The UK has a long tradition of home gardening, which has often included growing food. The usual arrangement was a vegetable patch at the end of a long and narrow back garden, with rows of annual crops, perhaps also a few fruit trees and soft fruit bushes. Housing estates used to be designed accordingly, but nowadays the aim is for high density and gardens are often tiny. With permaculture as an approach that need not be a problem, and very high yields have been obtained on plots with size and also other restrictions. The garden of our home has challenges too. It is on a steep slope and exposed to quite high winds. We are no longer young and fit so accessibility is also an issue. The solution has to be terracing, and we were pleased to have the means and the opportunity of employing local people with the requisite skills, and have them use locally sourced materials. Some time ago we had three level beds constructed in our top garden. This year we had two new beds at the front, one with a substantial pond. The latest addition to our infrastructure is a robust cabin with big windows, a plant house, at the very top of the site. The plan now, with our long involvement with Plants For A Future in mind, is to plant as many species as we can from the book on Edible Perennials. The aim is to show how growing vegan-organically a diverse combination of largely perennial plants can provide a variety of fruit and vegetable ingredients all the year round for cooking delicious vegan dishes. This will be our demonstration of Tagorean Veganism in practice.

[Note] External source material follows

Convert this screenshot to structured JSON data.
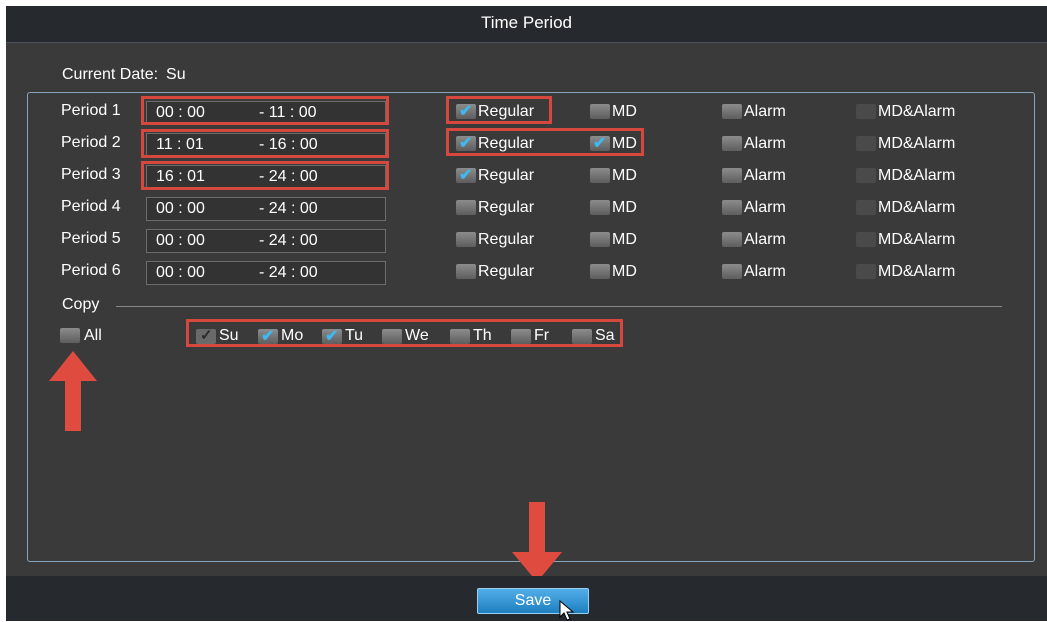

 I was brought up socialist, pacifist and environmentalist, and over the years I joined the corresponding groups and political parties and worked for them in any time I could spare from work and family.
 See Tagore’s poem ‘Call Me Back to Work’ (tagoreanworld.co.uk/?page_id=92).
 The book which showed me that farming – which was ‘organic’ until a century ago – destroyed forests and ruined soils from the advent of the earliest civilisations was Vernon Gill Carter and Tom Dale, Topsoil and Civilization, revised edition (University of Oklahoma Press, 1974 (1955))
 Recycling was a favourite topic in the 1980s when local authorities were beginning collections of glass and paper. The Greenhouse Effect was beginning to dominate environmental discussions even then, this future threat taking attention away from destructive activities already present.
 Mark Boyle, ‘Permaculture and Politics’, https://permaculture.co.uk/articles/permaculture-and-politics [accessed 15/11/18]
 Chris Marsh, ‘Permaculture and Politics’, http://permacultureambassadors.blogspot.com/2014/02/permaculture-and-politics.html [accessed 18/11/18]